A LOVE LETTER FROM JESUS (2)

NOVEMBER 3

You … are a letter from Christ. 2 CORINTHIANS 3:3 NIV

Bible says your life is a love letter from Jesus, “known and read by everybody.” But a letter is only effective, if it is easily read and understood. An older friend said of his deteriorating handwriting, “I can still read writin’, but I can’t write readin’!” Incomprehensible writing distorts the message and discourages the reader. The purpose, to convey the writer’s thoughts, is lost, and the reader either stops reading or fails to get the .message.

To ensure that your love letter from Jesus gets through to the people He’s sending it to, here are some common distortions to avoid: (a) Dishonesty, like padding your expense account, stealing company time or taking home items you think won’t be missed. (b) A begrudging, resentful attitude when a friend,

fellow worker or boss asks you to go the extra mile and help at an inconvenient time. (c) Shoddy workmanship, reflected in a substandard product or service. (d) Undependability and inconsistency, such as when you can’t be counted on to be where you’re supposed to be, or to fulfill your obligations. (e) Being a killjoy. Christians who lack a sense of humor and resiliency, who act like they’re “joy-impaired,” hurt the cause of Christ. (f) Touchiness, like when you wear your feelings on your sleeve,

are easily upset and overreact to unintended offenses. (g) Temper tantrums, where you’re crabby and grumpy because things don’t go your way. (h) “Holy joe-iris” that makes you speak in self-righteous, supercilious tones. Since you are being “known and read by everybody,” guard against these behaviors that distort the life-giving message God wants to send to others through you.

Taken from the BEST OF THE WORD FOR YOU TODAY.

 

An eye witness account from New York City, on a cold day in December, some years ago:

A little boy, about 10-years-old, was standing in front of a shoe store on the sidewalk, barefooted, peering through the window, and shivering with cold.

A lady approached the young boy and said, “My, but you’re in such deep thought staring in that window!”

“I was asking God to give me a pair of shoes,” was the boy’s reply.

The lady took him by the hand, went into the store, and asked the clerk to get half a dozen pairs of socks for the boy. She then asked if he could give her a basin of water and a towel. He quickly brought them to her.

She took the little fellow to the back part of the store and, removing her gloves, knelt down, washed his little feet, and dried them with the towel.

By this time, the clerk had returned with the socks.

Placing a pair upon the boy’s feet, she purchased him a pair of shoes.

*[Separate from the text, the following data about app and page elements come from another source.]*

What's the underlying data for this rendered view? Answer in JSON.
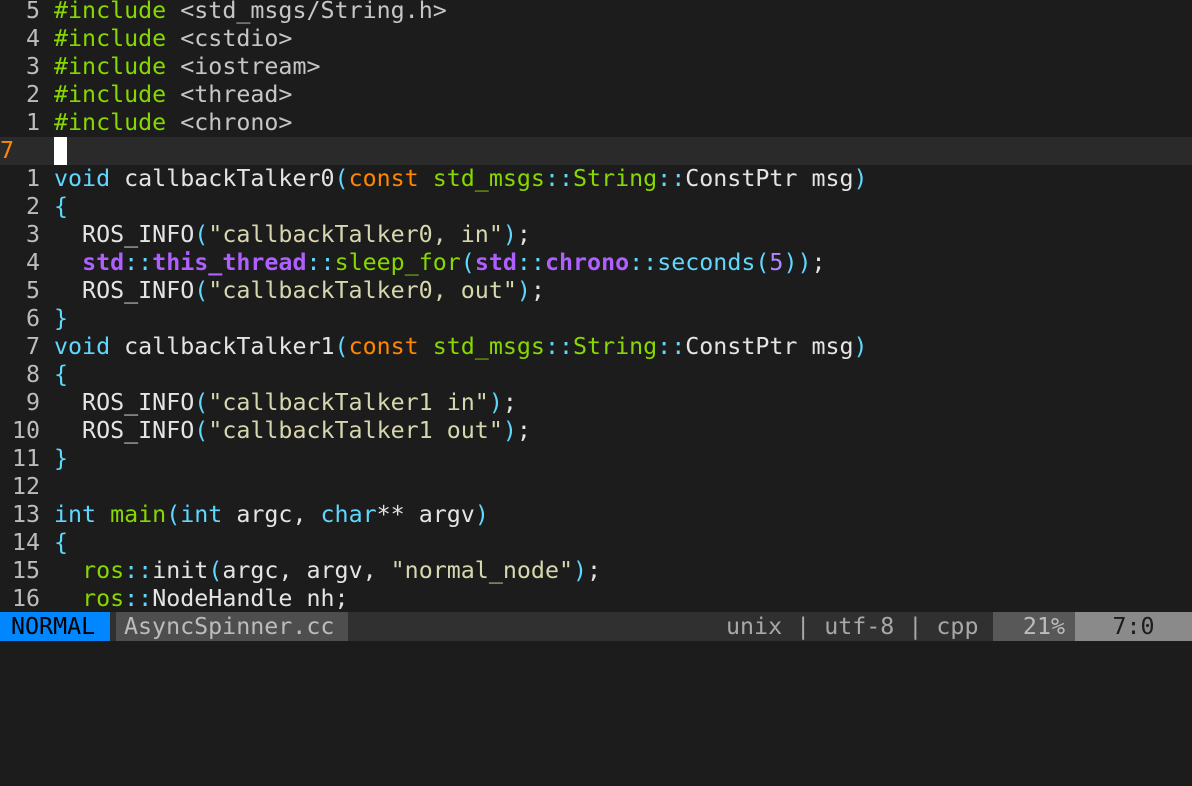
{
  "editor": {
    "lines": [
      {
        "num": "5",
        "tokens": [
          [
            "pre",
            "#include"
          ],
          [
            "id",
            " "
          ],
          [
            "inc",
            "<std_msgs/String.h>"
          ]
        ]
      },
      {
        "num": "4",
        "tokens": [
          [
            "pre",
            "#include"
          ],
          [
            "id",
            " "
          ],
          [
            "inc",
            "<cstdio>"
          ]
        ]
      },
      {
        "num": "3",
        "tokens": [
          [
            "pre",
            "#include"
          ],
          [
            "id",
            " "
          ],
          [
            "inc",
            "<iostream>"
          ]
        ]
      },
      {
        "num": "2",
        "tokens": [
          [
            "pre",
            "#include"
          ],
          [
            "id",
            " "
          ],
          [
            "inc",
            "<thread>"
          ]
        ]
      },
      {
        "num": "1",
        "tokens": [
          [
            "pre",
            "#include"
          ],
          [
            "id",
            " "
          ],
          [
            "inc",
            "<chrono>"
          ]
        ]
      },
      {
        "num": "7",
        "current": true,
        "tokens": []
      },
      {
        "num": "1",
        "tokens": [
          [
            "kw",
            "void"
          ],
          [
            "id",
            " callbackTalker0"
          ],
          [
            "br",
            "("
          ],
          [
            "kw2",
            "const"
          ],
          [
            "id",
            " "
          ],
          [
            "type",
            "std_msgs"
          ],
          [
            "op",
            "::"
          ],
          [
            "type",
            "String"
          ],
          [
            "op",
            "::"
          ],
          [
            "id",
            "ConstPtr msg"
          ],
          [
            "br",
            ")"
          ]
        ]
      },
      {
        "num": "2",
        "tokens": [
          [
            "br",
            "{"
          ]
        ]
      },
      {
        "num": "3",
        "tokens": [
          [
            "id",
            "  ROS_INFO"
          ],
          [
            "br",
            "("
          ],
          [
            "str",
            "\"callbackTalker0, in\""
          ],
          [
            "br",
            ")"
          ],
          [
            "id",
            ";"
          ]
        ]
      },
      {
        "num": "4",
        "tokens": [
          [
            "id",
            "  "
          ],
          [
            "ns",
            "std"
          ],
          [
            "op",
            "::"
          ],
          [
            "ns",
            "this_thread"
          ],
          [
            "op",
            "::"
          ],
          [
            "fn",
            "sleep_for"
          ],
          [
            "br",
            "("
          ],
          [
            "ns",
            "std"
          ],
          [
            "op",
            "::"
          ],
          [
            "ns",
            "chrono"
          ],
          [
            "op",
            "::"
          ],
          [
            "kw",
            "seconds"
          ],
          [
            "br",
            "("
          ],
          [
            "num",
            "5"
          ],
          [
            "br",
            "))"
          ],
          [
            "id",
            ";"
          ]
        ]
      },
      {
        "num": "5",
        "tokens": [
          [
            "id",
            "  ROS_INFO"
          ],
          [
            "br",
            "("
          ],
          [
            "str",
            "\"callbackTalker0, out\""
          ],
          [
            "br",
            ")"
          ],
          [
            "id",
            ";"
          ]
        ]
      },
      {
        "num": "6",
        "tokens": [
          [
            "br",
            "}"
          ]
        ]
      },
      {
        "num": "7",
        "tokens": [
          [
            "kw",
            "void"
          ],
          [
            "id",
            " callbackTalker1"
          ],
          [
            "br",
            "("
          ],
          [
            "kw2",
            "const"
          ],
          [
            "id",
            " "
          ],
          [
            "type",
            "std_msgs"
          ],
          [
            "op",
            "::"
          ],
          [
            "type",
            "String"
          ],
          [
            "op",
            "::"
          ],
          [
            "id",
            "ConstPtr msg"
          ],
          [
            "br",
            ")"
          ]
        ]
      },
      {
        "num": "8",
        "tokens": [
          [
            "br",
            "{"
          ]
        ]
      },
      {
        "num": "9",
        "tokens": [
          [
            "id",
            "  ROS_INFO"
          ],
          [
            "br",
            "("
          ],
          [
            "str",
            "\"callbackTalker1 in\""
          ],
          [
            "br",
            ")"
          ],
          [
            "id",
            ";"
          ]
        ]
      },
      {
        "num": "10",
        "tokens": [
          [
            "id",
            "  ROS_INFO"
          ],
          [
            "br",
            "("
          ],
          [
            "str",
            "\"callbackTalker1 out\""
          ],
          [
            "br",
            ")"
          ],
          [
            "id",
            ";"
          ]
        ]
      },
      {
        "num": "11",
        "tokens": [
          [
            "br",
            "}"
          ]
        ]
      },
      {
        "num": "12",
        "tokens": []
      },
      {
        "num": "13",
        "tokens": [
          [
            "kw",
            "int"
          ],
          [
            "id",
            " "
          ],
          [
            "fn",
            "main"
          ],
          [
            "br",
            "("
          ],
          [
            "kw",
            "int"
          ],
          [
            "id",
            " argc, "
          ],
          [
            "kw",
            "char"
          ],
          [
            "id",
            "** argv"
          ],
          [
            "br",
            ")"
          ]
        ]
      },
      {
        "num": "14",
        "tokens": [
          [
            "br",
            "{"
          ]
        ]
      },
      {
        "num": "15",
        "tokens": [
          [
            "id",
            "  "
          ],
          [
            "fn",
            "ros"
          ],
          [
            "op",
            "::"
          ],
          [
            "id",
            "init"
          ],
          [
            "br",
            "("
          ],
          [
            "id",
            "argc, argv, "
          ],
          [
            "str",
            "\"normal_node\""
          ],
          [
            "br",
            ")"
          ],
          [
            "id",
            ";"
          ]
        ]
      },
      {
        "num": "16",
        "tokens": [
          [
            "id",
            "  "
          ],
          [
            "fn",
            "ros"
          ],
          [
            "op",
            "::"
          ],
          [
            "id",
            "NodeHandle nh;"
          ]
        ]
      }
    ]
  },
  "statusline": {
    "mode": "NORMAL",
    "filename": "AsyncSpinner.cc",
    "fileformat": "unix",
    "sep1": " | ",
    "encoding": "utf-8",
    "sep2": " | ",
    "filetype": "cpp",
    "percent": "21%",
    "position": "7:0"
  },
  "colors": {
    "background": "#1c1c1c",
    "cursorline": "#2a2a2a",
    "mode_bg": "#0087ff",
    "preproc": "#87d700",
    "keyword": "#5fd7ff",
    "string": "#d7d7af",
    "namespace": "#af5fff"
  }
}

She tied up the remaining pairs of socks and gave them to him. She patted him on the head and said, “No doubt, you will be more comfortable now.”

As she turned to go, the astonished kid caught her by the hand, and looking up into her face, with tears in his eyes, asked her,

“Are you God’s wife?”